### [WORK INSTRUCTION]
State the number of lines in the following material that contain the string "محمد", and nothing else.
*** EXCERPTED RECORDS Section Begins ***
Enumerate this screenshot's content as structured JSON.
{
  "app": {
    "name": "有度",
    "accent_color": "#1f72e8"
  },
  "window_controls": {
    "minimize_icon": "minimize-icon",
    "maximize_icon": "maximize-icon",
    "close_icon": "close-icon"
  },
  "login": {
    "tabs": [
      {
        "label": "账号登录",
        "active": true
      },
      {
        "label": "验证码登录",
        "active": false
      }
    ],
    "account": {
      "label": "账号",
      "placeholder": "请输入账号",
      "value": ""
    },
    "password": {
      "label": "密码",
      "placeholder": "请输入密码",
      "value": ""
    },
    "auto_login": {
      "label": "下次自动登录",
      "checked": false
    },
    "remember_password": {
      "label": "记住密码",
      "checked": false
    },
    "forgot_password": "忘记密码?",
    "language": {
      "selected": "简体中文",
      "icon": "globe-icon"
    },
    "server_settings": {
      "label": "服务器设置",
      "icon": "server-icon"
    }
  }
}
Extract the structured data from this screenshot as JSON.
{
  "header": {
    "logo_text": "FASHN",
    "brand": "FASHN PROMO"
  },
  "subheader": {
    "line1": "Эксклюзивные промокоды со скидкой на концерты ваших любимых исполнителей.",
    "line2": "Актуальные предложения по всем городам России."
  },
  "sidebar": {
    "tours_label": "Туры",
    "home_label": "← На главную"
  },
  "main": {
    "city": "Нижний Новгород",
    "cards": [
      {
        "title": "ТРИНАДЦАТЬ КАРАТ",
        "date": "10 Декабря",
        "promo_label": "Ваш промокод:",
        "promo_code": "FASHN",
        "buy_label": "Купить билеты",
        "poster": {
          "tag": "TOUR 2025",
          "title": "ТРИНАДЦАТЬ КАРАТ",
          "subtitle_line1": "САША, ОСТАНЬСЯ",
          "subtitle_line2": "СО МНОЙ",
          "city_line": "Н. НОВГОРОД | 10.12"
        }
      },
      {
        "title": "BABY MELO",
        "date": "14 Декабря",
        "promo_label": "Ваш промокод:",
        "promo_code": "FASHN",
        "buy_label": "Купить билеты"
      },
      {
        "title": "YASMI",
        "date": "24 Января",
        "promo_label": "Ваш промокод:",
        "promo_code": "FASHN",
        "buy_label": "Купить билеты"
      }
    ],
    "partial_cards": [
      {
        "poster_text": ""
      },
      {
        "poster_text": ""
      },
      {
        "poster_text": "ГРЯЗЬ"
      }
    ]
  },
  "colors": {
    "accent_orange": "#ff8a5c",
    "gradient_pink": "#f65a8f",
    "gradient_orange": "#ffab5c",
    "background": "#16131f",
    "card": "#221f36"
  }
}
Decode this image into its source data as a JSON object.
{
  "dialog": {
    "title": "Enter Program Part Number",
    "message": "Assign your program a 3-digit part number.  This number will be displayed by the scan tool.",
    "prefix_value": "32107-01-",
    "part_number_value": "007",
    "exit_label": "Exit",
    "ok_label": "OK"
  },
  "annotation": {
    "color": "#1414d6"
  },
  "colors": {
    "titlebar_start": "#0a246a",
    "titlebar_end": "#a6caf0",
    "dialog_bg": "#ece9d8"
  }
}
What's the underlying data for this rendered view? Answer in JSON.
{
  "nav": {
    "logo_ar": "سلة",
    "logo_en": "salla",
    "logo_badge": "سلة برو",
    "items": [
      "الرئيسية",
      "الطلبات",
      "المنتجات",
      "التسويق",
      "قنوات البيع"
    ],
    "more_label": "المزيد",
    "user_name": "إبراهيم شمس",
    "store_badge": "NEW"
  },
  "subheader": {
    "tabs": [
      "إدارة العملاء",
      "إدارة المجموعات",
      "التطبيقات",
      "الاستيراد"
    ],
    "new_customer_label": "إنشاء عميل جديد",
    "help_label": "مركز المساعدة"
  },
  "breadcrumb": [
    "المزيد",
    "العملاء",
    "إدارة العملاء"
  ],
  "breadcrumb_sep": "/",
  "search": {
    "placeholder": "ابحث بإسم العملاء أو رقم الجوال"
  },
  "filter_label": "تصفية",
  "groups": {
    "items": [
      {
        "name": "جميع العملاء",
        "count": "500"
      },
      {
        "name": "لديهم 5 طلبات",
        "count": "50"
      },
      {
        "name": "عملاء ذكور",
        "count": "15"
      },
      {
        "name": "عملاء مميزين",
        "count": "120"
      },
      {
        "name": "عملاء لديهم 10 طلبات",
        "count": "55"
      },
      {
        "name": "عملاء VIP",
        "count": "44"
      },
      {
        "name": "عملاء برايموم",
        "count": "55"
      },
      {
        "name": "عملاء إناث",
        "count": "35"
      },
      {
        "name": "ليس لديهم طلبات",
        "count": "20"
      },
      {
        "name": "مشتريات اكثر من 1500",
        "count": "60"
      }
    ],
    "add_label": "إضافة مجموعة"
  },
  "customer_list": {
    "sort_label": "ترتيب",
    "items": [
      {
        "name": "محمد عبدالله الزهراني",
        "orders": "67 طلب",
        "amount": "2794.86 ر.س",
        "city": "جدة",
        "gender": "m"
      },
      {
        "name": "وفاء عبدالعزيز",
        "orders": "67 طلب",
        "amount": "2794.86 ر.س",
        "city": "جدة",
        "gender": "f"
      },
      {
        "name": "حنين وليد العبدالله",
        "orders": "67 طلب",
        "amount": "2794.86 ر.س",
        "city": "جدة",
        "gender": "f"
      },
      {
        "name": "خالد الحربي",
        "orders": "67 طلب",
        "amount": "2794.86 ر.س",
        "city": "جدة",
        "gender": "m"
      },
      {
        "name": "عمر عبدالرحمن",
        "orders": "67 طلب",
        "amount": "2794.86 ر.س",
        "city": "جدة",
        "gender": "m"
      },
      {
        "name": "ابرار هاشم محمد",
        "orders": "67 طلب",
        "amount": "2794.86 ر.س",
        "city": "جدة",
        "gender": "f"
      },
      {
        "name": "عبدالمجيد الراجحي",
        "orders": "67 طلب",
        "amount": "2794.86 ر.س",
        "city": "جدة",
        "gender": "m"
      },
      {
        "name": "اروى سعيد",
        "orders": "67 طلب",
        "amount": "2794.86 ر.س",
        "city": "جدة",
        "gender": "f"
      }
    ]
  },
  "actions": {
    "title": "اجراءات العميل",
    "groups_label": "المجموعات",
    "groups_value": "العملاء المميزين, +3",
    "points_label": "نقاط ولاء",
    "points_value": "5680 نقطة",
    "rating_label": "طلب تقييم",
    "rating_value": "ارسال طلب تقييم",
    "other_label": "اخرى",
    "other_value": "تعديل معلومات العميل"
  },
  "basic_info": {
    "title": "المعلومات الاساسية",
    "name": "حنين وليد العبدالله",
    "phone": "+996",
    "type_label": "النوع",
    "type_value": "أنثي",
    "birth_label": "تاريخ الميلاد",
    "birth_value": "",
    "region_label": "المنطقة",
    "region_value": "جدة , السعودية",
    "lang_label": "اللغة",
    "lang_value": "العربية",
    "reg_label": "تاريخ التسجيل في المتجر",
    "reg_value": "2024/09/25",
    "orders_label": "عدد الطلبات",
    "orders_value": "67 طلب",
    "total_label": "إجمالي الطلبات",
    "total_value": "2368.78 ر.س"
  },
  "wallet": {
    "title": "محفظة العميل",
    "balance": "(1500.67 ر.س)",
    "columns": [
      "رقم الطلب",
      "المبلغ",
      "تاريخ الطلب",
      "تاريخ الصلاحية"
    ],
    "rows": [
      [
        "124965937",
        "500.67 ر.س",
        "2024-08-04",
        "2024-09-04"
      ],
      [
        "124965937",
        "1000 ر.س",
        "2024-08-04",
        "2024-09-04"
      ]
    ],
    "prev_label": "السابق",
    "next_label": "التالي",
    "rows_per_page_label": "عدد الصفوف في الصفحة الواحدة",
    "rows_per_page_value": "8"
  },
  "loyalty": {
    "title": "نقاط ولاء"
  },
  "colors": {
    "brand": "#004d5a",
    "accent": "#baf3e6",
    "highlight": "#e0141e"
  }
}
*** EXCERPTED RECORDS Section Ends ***
### [YOUR RESPONSE]
2